- "Top mobile browsers per country in Asia, March 2015". StatCounter Global Stats. Dublin. Retrieved 3 April 2015.
- "Powered by Opera: Opera Integrated with Adobe Creative Suite 2" (Press release). Opera Software. 4 April 2005. Retrieved 11 June 2014.
- Goldman, Daniel (3 May 2007). "Dreamweaver uses Opera's Small-Screen Rendering technology to preview webpages for mobile phones". Opera Watch. Archived from the original on 11 November 2007. Retrieved 11 June 2014.

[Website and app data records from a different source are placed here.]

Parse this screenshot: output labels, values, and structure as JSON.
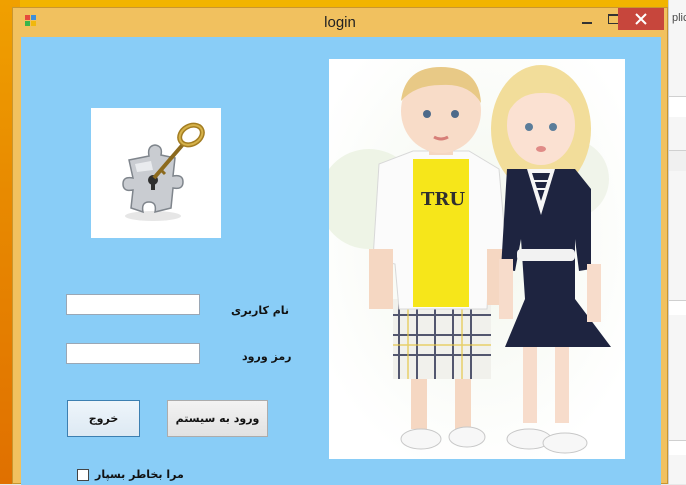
{
  "window": {
    "title": "login"
  },
  "background": {
    "right_text": "plic"
  },
  "form": {
    "username_label": "نام کاربری",
    "password_label": "رمز ورود",
    "username_value": "",
    "password_value": "",
    "login_button": "ورود به سیستم",
    "exit_button": "خروج",
    "remember_label": "مرا بخاطر بسپار",
    "remember_checked": false
  },
  "photo": {
    "shirt_text": "TRU"
  },
  "colors": {
    "window_frame": "#f1c15f",
    "client_bg": "#89cdf7",
    "close_button": "#c7463c"
  },
  "icons": {
    "app": "window-app-icon",
    "key": "puzzle-key-icon"
  }
}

- "Design Web Pages for the Desktop and Mobile Devices" (Press release). Virtual Mechanics Inc. 17 November 2008. Archived from the original on 9 January 2009. Retrieved 11 June 2014.
- Stieben, Danny (24 May 2012). "5 Ideological Reasons Why You Should Try Opera". makeuseof.com. Retrieved 12 June 2014.
- Mason, Wesley (16 March 2000). "Software Review: Opera browser for Windows v3.62". Geek.com. Retrieved 6 September 2010.
- Berger, Sandy (3 November 2004). "Opera Web Browser". CompuKiss. Archived from the original on 12 November 2004. Retrieved 6 September 2010.
- Altman, Tim (31 August 2007). "Focus Areas during Kestrel Development". Opera Desktop Team. Opera Software. Archived from the original on 4 September 2007. Retrieved 6 September 2010.
- Dotzler, Asa (4 September 2007). "Firefox and more". Archived from the original on 20 October 2007. Retrieved 6 September 2010.
- "Changelog for Opera 8.01 for Windows". Opera Software. Retrieved 11 June 2014.
- Harac, Ian (9 December 2013). "Opera 18 review: This browser's seen radical changes… perhaps too radical". PC World. IDG. Retrieved 12 June 2014.
- Samson, Ted. "Blink-based Opera 15 strikes a sour note with users". InfoWorld. IDG. Retrieved 29 July 2013.
- Mathews, Lee (2 July 2013). "Opera 15 launches, turns out to be a crippled Google Chrome". geek.com. Ziff Davis. Retrieved 12 June 2014.
- Keizer, Gregg. "Opera 15 launches with WebKit backbone". Computer World. Retrieved 29 July 2013.
- Le Bihan, Alan (26 May 2014). "A browser that's free, comprehensive and innovative". Softonic.com. Retrieved 12 June 2014.
- Piccolomini, Pier Francesco (5 September 2013). "5 Alternatives to Internet Explorer". Softonic.com. Retrieved 12 June 2014.
- Hughes, Matthew (6 August 2013). "Opera 15 Is A Faster, Simpler Chrome, And Here Are 3 Great Reasons To Try It". makeuseof.com. Retrieved 12 June 2014.
- "Awards". Opera Software. Archived from the original on 22 January 2011. Retrieved 11 June 2014.
- "Web Browsers Poll Results". About.com. 2012. Retrieved 11 June 2014.
- Orgera, Scott (2010). "The 2010 Reader's Choice Awards Winners: Web Browsers". About.com. Retrieved 11 June 2014.
- "Webware 100 2009". Webware.com. 2009. Archived from the original on 18 July 2009. Retrieved 11 June 2014.
- "Welcome to Webware 100 Awards 2008". 2008. Archived from the original on 12 May 2008. Retrieved 11 June 2014.
|Wikimedia Commons has media related to:|